I will post pics soon, just wanted to toss the idea out there since I found the thread. Oh btw on the link I posted you will find several applications for the boxes, from civil to military, I love the fact that the boxes can be used for a host of projects, the only thing I am not sure about is the load bearing characteristics of the wall, will they in fact hold a roof?
A lot of the old houses in New England have dry-stone cellars. The old house I lived in there had one (my ex still lives in it). I don't know how they moved some of those big boulders -- probably with a team of oxen, since the house was built before the Civil War.
I've read that the moving of large objects was saved for late winter, when they could be slid on hard packed snow much more easily than dragged on the dirt. Still would require oxen, I'm sure.
At Lost Valley Education Center in Oregon I've seen gabions placed in streams with a willow or alder planted in them. Adds habitat for fish, and gives the tree a chance to take hold before it gets washed away.
I have often wondered about building something using the gabion or RDFW concept. In the end, I keep coming back to something like earthbags, which seem to be a faster and longer-lived method for homes.
And a blogpost on the build, if anyone would like to see:
Im also thinking about using gabions for load bearing columns in a shop construction project where 1 foot of a galvanized steel post would be buried in cement and the basket would be built around the pole on top of the ground. The pole would be tied with wire to each of the corners of the basket and then filled with rock and the top closed down around the pole.
For the same shop I am thinking about building it with hay bales. The gabions would be the foundation above ground and each gabion would have rebar in each corner that was buried in concrete underneath for about a foot down with a wire mesh footer. the rebar would come up out of the top of the gabions where straw bale would be laid in between each rebar and tied to the rebar with chicken wire for plastering.....
I just love gabions! They seem very versital to me, though I would be hesitant to make the baskets any taller then they are wide for vertical stacking.
The modern military uses what's called a Hesco Barrier which is essentially the same as what's seen above. A wire/mesh basket filled with stone.
I forget the exact design. I think they first dug down to clay, then had several tires stacked on top of each other. Rock was rammed into each tire. Presumably they did this one tire layer at a time.
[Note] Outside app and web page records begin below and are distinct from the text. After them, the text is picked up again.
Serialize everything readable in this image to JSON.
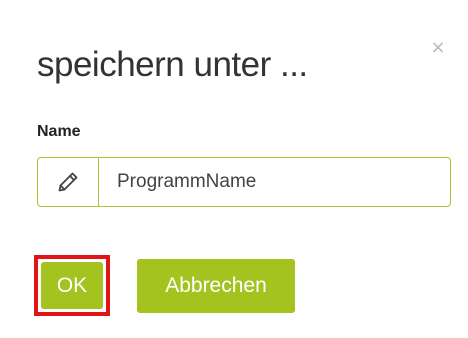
{
  "dialog": {
    "title": "speichern unter ...",
    "close_icon": "close-icon",
    "field": {
      "label": "Name",
      "value": "ProgrammName",
      "icon": "pencil-icon"
    },
    "buttons": {
      "ok_label": "OK",
      "cancel_label": "Abbrechen"
    }
  },
  "colors": {
    "accent": "#a5c31f",
    "input_border": "#a5c936",
    "highlight": "#e01515"
  }
}
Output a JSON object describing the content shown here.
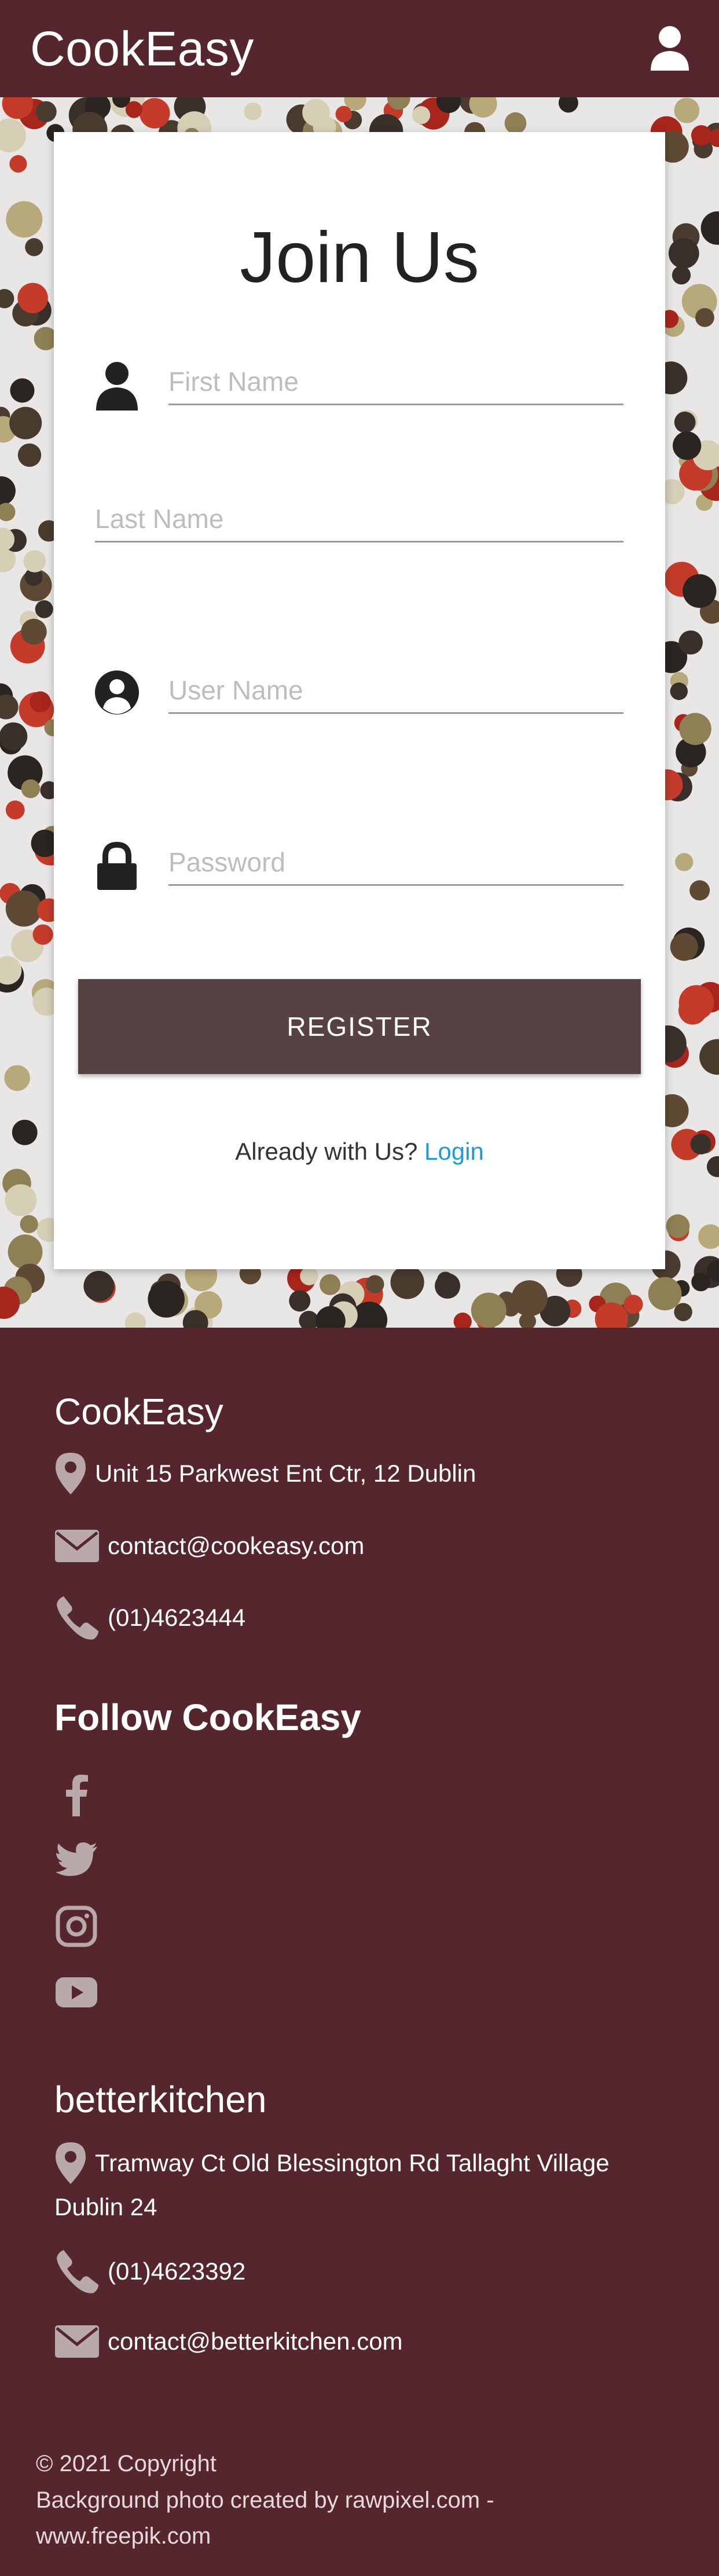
{
  "navbar": {
    "brand": "CookEasy",
    "account_icon": "user-icon"
  },
  "register_form": {
    "title": "Join Us",
    "first_name_placeholder": "First Name",
    "last_name_placeholder": "Last Name",
    "user_name_placeholder": "User Name",
    "password_placeholder": "Password",
    "register_label": "REGISTER",
    "already_text": "Already with Us?",
    "login_label": "Login"
  },
  "footer": {
    "cookeasy": {
      "title": "CookEasy",
      "address": "Unit 15 Parkwest Ent Ctr, 12 Dublin",
      "email": "contact@cookeasy.com",
      "phone": "(01)4623444"
    },
    "follow": {
      "title": "Follow CookEasy",
      "icons": [
        "facebook-icon",
        "twitter-icon",
        "instagram-icon",
        "youtube-icon"
      ]
    },
    "betterkitchen": {
      "title": "betterkitchen",
      "address_line1": "Tramway Ct Old Blessington Rd Tallaght Village",
      "address_line2": "Dublin 24",
      "phone": "(01)4623392",
      "email": "contact@betterkitchen.com"
    },
    "copyright": "© 2021 Copyright",
    "credit_line1": "Background photo created by rawpixel.com -",
    "credit_line2": "www.freepik.com"
  },
  "colors": {
    "primary": "#55262e",
    "button": "#574142",
    "link": "#1e9bd7"
  }
}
I think they had these gabions at the corners of the house and also at intervals, spanned by strong beams. This was the base for the straw ball walls. I guess you could go continuous with the gabions, too, like right beside each other, all the way around the house.
I have a small canyon above me that makes a flash flood about once every 25 years. Before the next one I want to have gabions in place. I thinnk they would bounce the road noise pretty well too. In the desert, we sometimes have wind storms that blow dirt around. I alwaus thought the gabions would trap some of that dirt out of the air and would sort of fill in their own interior air spaces, and become even more immoveables. People use them for fence posts around here
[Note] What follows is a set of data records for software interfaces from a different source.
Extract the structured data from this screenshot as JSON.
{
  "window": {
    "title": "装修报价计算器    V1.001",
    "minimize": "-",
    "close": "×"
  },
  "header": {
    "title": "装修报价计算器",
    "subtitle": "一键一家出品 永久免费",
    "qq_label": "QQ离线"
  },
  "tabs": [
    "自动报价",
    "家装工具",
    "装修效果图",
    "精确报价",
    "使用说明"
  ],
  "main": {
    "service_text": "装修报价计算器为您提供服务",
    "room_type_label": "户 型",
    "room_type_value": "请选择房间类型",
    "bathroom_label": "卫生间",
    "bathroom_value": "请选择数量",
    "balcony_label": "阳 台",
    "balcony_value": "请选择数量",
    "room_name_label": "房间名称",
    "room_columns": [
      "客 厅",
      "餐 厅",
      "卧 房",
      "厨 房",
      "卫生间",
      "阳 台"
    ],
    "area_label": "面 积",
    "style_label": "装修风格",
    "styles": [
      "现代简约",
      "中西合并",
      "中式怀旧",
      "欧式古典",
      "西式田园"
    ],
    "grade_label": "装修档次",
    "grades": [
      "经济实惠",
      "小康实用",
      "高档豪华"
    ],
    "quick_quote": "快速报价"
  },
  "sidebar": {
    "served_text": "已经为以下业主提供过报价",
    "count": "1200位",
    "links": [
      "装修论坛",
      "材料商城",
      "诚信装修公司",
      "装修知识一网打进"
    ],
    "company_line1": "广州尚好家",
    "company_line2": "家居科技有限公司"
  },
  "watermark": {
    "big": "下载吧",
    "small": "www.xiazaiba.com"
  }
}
Until I found this thread, I never realized how much potential they have. I like the strawbale wall on top of the gabions. I want to try that for my flood and noise wall. It will block the headlights too.
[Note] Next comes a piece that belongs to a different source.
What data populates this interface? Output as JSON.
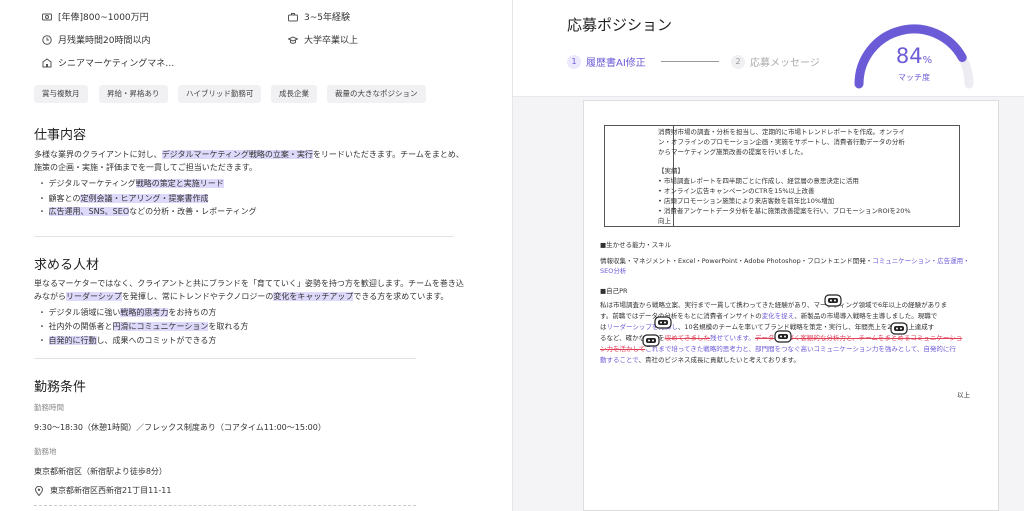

Lastly, since a high rent neighborhood has grown around me in the 24 years, I always like to put some beautiful "alternative" structures out for all to see. I look on it as public education.
Abe Connally wrote:anyone know how to make the gabion baskets? Like what are the minimum requirements ( I assume chicken wire won't work)?
I'm used to seeing chainlink fence or something like it used near roadways in Oregon. That seems a little extreme for something smaller, more residential. My gut agrees with your statement about chicken wire. I want to try the 2x4 square fencing to see how it goes, perhaps lined internally with chicken wire.